In a step that Israel hoped would clear the way for settlement construction on the newly captured land, the prime minister asked Theodor Meron, then legal adviser to the Israeli foreign ministry, to provide an opinion.

The response did not make good reading. Meron reluctantly concluded that "civilian settlement in the administered territories contravenes explicit provisions of the Fourth Geneva Convention".  In other words, Israel was clearly a belligerent occupier.

Since then, both the Israeli high court of justice (HCJ) and the military courts have consistently held that Israel is indeed an occupying power.

Over the years, decisions by the HCJ have produced a substantial amount of case law confirming the definition.

Legal rights

As recently as 2013, in a case arising from military training in a West Bank village, the Israeli military's advocate general argued that "according to the laws of belligerent occupation, the military commander is obligated to maintain security and public order [in the West Bank]. In order to maintain the competence of [military] forces to carry out that mission, the [army] must train, sometimes even in populated areas."

Despite these setbacks, occupation deniers have continued to try to undermine the courts and the military.

They seek to rationalise the status quo and, above all, pave the way for the annexation of Area C - the 62 percent of the West Bank under full Israeli military control, and where there is now a Jewish majority.

Any rights conferred on the Palestinians by the UN General Assembly are simply ignored. They have been encouraged in their quest by right-wing politicians, some of who openly call for annexation.

In the early stages of the occupation, the deniers concentrated on the argument that there was no sovereign power prior to the 1967 war.

Though this claim is still used, more recent arguments have centred around the idea that the Oslo Agreement means Israel's presence in the West Bank is agreed upon - and so the occupation is over.

This completely ignores an important fact.

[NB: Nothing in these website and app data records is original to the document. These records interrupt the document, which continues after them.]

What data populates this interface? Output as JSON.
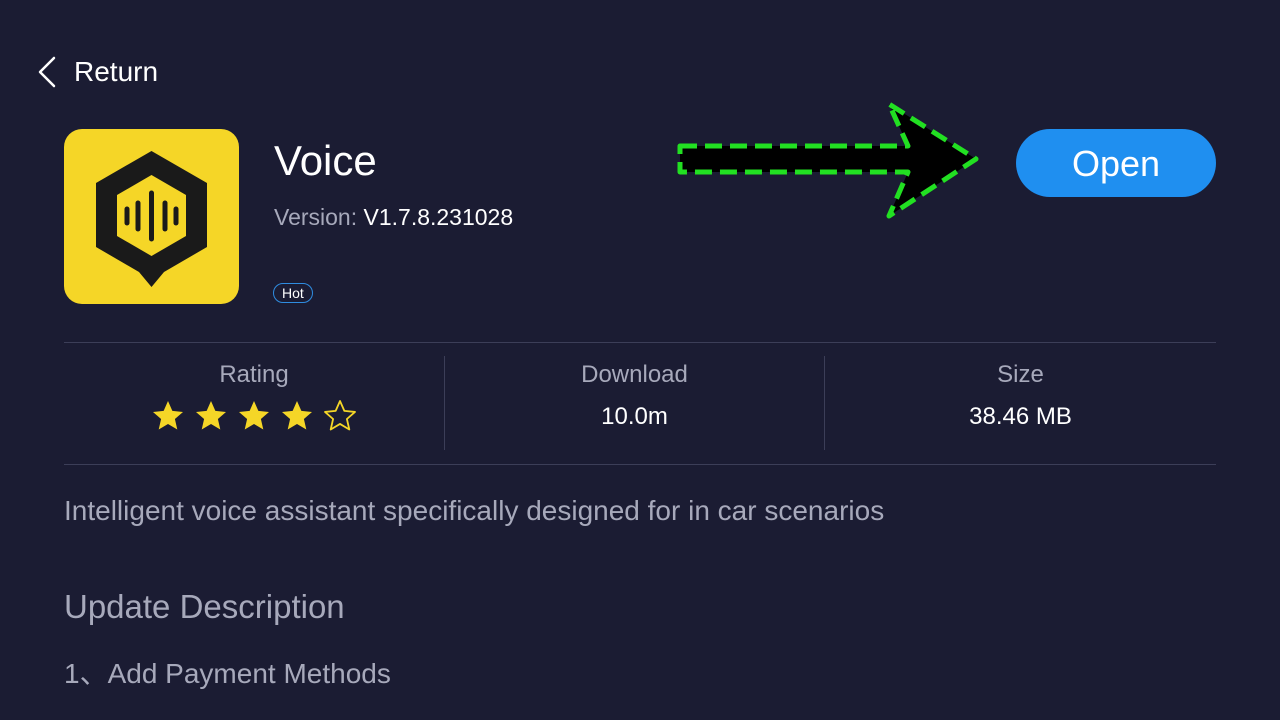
{
  "header": {
    "return_label": "Return"
  },
  "app": {
    "name": "Voice",
    "version_label": "Version:",
    "version": "V1.7.8.231028",
    "badge": "Hot",
    "icon": "voice-waveform-icon",
    "icon_color": "#f5d627"
  },
  "actions": {
    "open_label": "Open",
    "open_color": "#1f8ff0"
  },
  "annotation": {
    "icon": "dashed-arrow-icon",
    "color": "#22e022"
  },
  "stats": {
    "rating": {
      "label": "Rating",
      "stars_filled": 4,
      "stars_total": 5
    },
    "download": {
      "label": "Download",
      "value": "10.0m"
    },
    "size": {
      "label": "Size",
      "value": "38.46 MB"
    }
  },
  "description": "Intelligent voice assistant specifically designed for in car scenarios",
  "update": {
    "title": "Update Description",
    "items": [
      "1、Add Payment Methods"
    ]
  },
  "colors": {
    "background": "#1b1c33",
    "star": "#f5d627",
    "muted_text": "#a7a9bb"
  }
}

"International law does not permit the rights of residents of the occupied territory to be reduced by agreements signed with the occupying country," Haaretz's Aeyal Gross wrote last year.

"The Geneva Convention stipulates that people cannot give up the rights it guarantees them even by means of agreements, with the understanding that such agreements between an occupying country and a local occupied population are created under conditions of inequality from the outset."

While court decisions have largely rebuffed the deniers, a new kind of challenge has emerged. The Israeli pro-settler NGO Regavim tends to operate behind the scenes, but there is no doubt where it stands on occupation denial.

"The position of Regavim: There is no occupation," remarked Ari Briggs, its international director. In other words, Israel's ongoing policy of colonisation in the West Bank is perfectly legal.

Regavim, however, wants more. It is concerned that the occupation authorities are too lax and have failed to "cleanse" the land of its Palestinian population.

One of its main activities is to pressure the Israeli military into carrying out demolition orders in West Bank communities. A particular target is the Palestinian village of Susya in the South Hebron Hills, a community which for decades has faced threats to its existence.

Regavim has conducted a legal campaign to force the Israeli military to carry out its "duties" - culminating in a very recent decision by an Israeli court which will allow the demolitions to go ahead.

The battle for Susya will continue. For fear of alarming the international community, Levy's report remains on the desk - although, as Haaretz reports, some of its proposals have been unofficially sneaked through.

But the occupation deniers are not going away; they are no doubt grateful for Netanyahu's victory and his new-found enthusiasm for saying what he means.

Maybe he won't be able to resist tempation and tell the world that Israel is not occupying Palestine after all.

Ron Taylor is a UK-based activist and analyst. He is a frequent visitor to the occupied Palestinian territories and a long-term advocate of an end to the occupation.

Opinions expressed in this article remain those of the author and do not necessarily reflect those of al-Araby al-Jadeed, its editorial board or staff.